Task to carry out: How many lines in the records below hold the string "name"? Answer with the number alone.

Data under study:
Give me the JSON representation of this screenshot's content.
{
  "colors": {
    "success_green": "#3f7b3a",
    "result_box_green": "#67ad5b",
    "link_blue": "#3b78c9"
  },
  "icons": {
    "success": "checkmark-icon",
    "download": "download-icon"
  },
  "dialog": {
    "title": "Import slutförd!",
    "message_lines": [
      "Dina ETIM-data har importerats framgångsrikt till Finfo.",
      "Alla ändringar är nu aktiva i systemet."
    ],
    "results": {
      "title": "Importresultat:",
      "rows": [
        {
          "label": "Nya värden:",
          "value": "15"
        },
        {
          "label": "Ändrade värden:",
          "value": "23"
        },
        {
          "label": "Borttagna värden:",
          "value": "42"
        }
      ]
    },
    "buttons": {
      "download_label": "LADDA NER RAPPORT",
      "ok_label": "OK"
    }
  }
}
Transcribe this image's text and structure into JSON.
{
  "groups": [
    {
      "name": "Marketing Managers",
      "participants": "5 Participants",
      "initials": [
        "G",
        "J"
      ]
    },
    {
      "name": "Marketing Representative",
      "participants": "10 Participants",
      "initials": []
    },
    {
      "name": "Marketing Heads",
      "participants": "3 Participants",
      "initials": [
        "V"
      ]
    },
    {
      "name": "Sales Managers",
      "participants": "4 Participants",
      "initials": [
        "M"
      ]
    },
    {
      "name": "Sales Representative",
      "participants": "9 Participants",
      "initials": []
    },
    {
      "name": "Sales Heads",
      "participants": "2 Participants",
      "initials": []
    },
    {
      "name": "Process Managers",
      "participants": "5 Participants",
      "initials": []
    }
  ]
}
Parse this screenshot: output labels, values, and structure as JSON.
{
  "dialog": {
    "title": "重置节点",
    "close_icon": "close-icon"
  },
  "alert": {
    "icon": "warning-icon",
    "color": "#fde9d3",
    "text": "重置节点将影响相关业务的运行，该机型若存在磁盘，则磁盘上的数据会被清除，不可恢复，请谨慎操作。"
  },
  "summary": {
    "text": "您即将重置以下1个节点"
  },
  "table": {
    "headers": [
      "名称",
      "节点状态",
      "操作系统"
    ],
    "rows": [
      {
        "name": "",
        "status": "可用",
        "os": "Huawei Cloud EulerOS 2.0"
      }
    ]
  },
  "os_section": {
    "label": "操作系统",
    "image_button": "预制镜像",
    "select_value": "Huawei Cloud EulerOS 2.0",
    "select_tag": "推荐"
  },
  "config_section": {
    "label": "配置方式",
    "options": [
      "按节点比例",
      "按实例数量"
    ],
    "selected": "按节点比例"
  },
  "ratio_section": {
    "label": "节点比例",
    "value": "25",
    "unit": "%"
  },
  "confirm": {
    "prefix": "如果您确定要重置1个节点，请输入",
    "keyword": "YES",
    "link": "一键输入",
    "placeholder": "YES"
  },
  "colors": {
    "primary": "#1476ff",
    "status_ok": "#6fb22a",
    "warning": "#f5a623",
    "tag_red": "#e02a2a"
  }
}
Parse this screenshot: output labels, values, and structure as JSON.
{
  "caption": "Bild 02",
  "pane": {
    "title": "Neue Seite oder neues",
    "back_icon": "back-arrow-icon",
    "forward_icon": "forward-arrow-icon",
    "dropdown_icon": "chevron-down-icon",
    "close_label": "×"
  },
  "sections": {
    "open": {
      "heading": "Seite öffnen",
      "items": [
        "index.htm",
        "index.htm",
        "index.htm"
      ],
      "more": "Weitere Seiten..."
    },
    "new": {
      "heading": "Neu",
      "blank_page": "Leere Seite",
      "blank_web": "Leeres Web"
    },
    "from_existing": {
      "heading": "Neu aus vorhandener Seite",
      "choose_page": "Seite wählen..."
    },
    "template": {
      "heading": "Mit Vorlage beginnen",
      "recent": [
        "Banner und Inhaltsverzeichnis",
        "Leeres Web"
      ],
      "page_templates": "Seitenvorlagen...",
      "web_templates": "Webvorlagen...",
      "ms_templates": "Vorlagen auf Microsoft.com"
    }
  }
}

Response for this exercise: 8